*Instructions to follow*:
Check the entries below and say how many lines include the word "false". No other text is wanted.

[Data entries]
****************

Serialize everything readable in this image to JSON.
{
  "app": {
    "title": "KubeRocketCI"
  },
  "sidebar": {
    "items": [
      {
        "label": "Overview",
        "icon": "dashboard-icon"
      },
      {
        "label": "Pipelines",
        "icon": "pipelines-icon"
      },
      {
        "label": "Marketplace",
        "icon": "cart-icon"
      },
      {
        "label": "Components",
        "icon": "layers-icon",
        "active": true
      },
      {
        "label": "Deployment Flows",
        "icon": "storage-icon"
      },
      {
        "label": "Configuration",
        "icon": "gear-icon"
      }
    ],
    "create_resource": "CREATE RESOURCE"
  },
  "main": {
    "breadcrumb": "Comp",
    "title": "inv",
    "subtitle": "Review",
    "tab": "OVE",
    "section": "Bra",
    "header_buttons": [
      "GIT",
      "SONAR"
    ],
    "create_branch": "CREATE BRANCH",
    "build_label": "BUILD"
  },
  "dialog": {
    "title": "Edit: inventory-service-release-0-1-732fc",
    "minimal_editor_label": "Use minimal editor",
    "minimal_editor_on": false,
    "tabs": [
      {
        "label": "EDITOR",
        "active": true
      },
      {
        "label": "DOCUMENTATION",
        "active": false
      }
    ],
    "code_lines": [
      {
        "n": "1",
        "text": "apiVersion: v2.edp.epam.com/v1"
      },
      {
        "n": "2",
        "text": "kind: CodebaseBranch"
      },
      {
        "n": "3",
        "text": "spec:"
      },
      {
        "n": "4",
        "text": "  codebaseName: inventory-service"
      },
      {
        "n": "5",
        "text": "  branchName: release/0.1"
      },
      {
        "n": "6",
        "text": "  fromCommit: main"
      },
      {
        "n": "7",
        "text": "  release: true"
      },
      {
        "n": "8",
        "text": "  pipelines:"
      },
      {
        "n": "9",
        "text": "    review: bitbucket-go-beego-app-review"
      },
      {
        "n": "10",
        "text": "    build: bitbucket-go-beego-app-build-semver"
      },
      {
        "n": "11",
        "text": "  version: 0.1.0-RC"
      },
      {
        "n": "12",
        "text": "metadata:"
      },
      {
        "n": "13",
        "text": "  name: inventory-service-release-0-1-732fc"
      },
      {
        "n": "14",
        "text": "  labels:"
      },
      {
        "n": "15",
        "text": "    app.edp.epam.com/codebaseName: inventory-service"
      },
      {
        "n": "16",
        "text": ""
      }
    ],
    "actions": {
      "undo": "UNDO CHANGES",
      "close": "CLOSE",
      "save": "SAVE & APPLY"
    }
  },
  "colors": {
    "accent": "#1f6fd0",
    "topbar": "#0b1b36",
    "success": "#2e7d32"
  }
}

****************

*Result*:
2